Instructor Cwen Monichon on online learning during a pandemic
For the past couple years, Cwen Monichon has worked at San Jose City College as a Skills Instructor for the Emergency Medical Services (EMS) program, helping aspiring EMTs learn the physical skills they need to pass their certification tests.
“I've been in that role since early 2018, when I graduated from the same program myself,” said Monichon.
Since the start of the Spring semester, she has also been teaching a Medical Terminology class.
When the COVID-19 pandemic struck, and classes transitioned from in-person to online, Monichon had to quickly adapt to the change, along with the rest of the college community.
“The shift went fairly smoothly overall. It took a little experimenting to sort out the format for lectures, but the students were already well-versed in using Canvas to turn in assignments and tests online, so that made it easier to shift the rest over,” said Monichon. “Plenty of the classes I took in college were online, so that left me generally familiar with the process as well.”

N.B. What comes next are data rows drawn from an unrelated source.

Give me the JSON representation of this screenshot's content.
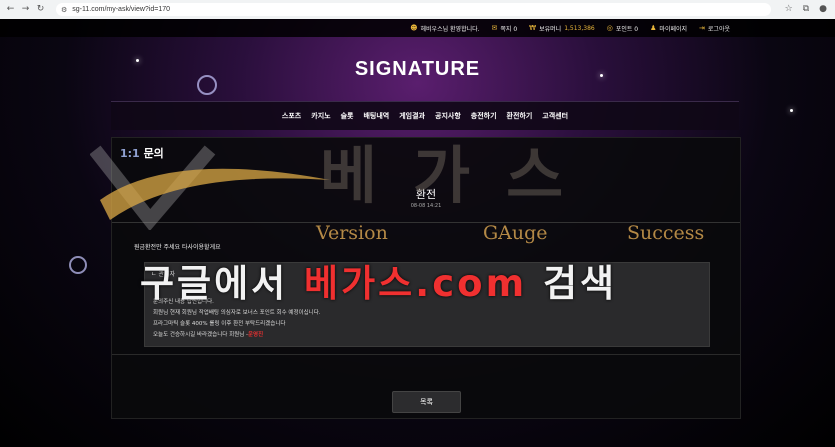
{
  "browser": {
    "url": "sg-11.com/my-ask/view?id=170"
  },
  "userbar": {
    "welcome": "헤비우스님 환영합니다.",
    "messages": "쪽지 0",
    "money_label": "보유머니",
    "money_value": "1,513,386",
    "points": "포인트 0",
    "mypage": "마이페이지",
    "logout": "로그아웃"
  },
  "site": {
    "logo": "SIGNATURE"
  },
  "menu": [
    "스포츠",
    "카지노",
    "슬롯",
    "배팅내역",
    "게임결과",
    "공지사항",
    "충전하기",
    "환전하기",
    "고객센터"
  ],
  "page": {
    "title_num": "1:1",
    "title_text": "문의",
    "subject": "환전",
    "date": "08-08 14:21",
    "question": "원금환전만 주세요 타사이용할게요",
    "answer_head": "관리자",
    "answer_lines": [
      "문의주신 내용 답변입니다.",
      "회원님 현재 회원님 작업배팅 의심자로 보너스 포인트 회수 예정이십니다.",
      "프라그마틱 슬롯 400% 롤링 이후 환전 부탁드리겠습니다",
      "오늘도 건승하시길 바라겠습니다 회원님 -"
    ],
    "answer_signature": "운영진",
    "list_button": "목록"
  },
  "watermark": {
    "brand": "베가스",
    "sub1": "Version",
    "sub2": "GAuge",
    "sub3": "Success",
    "search_prefix": "구글에서 ",
    "search_brand": "베가스.com",
    "search_suffix": " 검색"
  }
}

Monichon has found that recording her lectures for online use has been beneficial for students, who have been able to return to them for review; whereas in the classroom, they were only able to rely upon their notes for standard lectures.
She does feel, however, that the biggest challenge with online learning has to do with engaging students.
“It's far easier to read the mood of the class, and to gauge how well they're understanding the material, when we're together in person,” said Monichon. “Likewise, students seem less likely to reach out and ask questions in an online format, where they might have engaged immediately in person.
“They seem to be responding fairly well. I think the dual enrollment students are a motivated group; they've already shown a willingness to drive their own education and a strong desire to learn by joining the program. It probably helps that they had some familiarity with online formats using Canvas, and they've been prompt in reaching out to communicate any issues they had with switching over.”
The class that Monichon teaches for the Milpitas Extension is dual enrollment, and is an SJCC course specifically made available to Milpitas High School students, amid their regular high school schedule. When she was in high school, Monichon took a similar program, and so she has been personally pleased to see SJCC offering young students that opportunity.
“The students here are exceptionally motivated,” said Monichon. “I love that the dual enrollment students made the decision to take college courses alongside their high school education, for any number of personal reasons, and it's inspiring to see how committed they are to the task.”
She also feels strongly about the EMS program, which often draws students with specific goals in mind, like going to nursing school or becoming firefighters.
“The fact that SJCC offers these programs gives students a solid stepping stone to launch from,” Monichon added.
To learn more about SJCC’s EMS program, go here.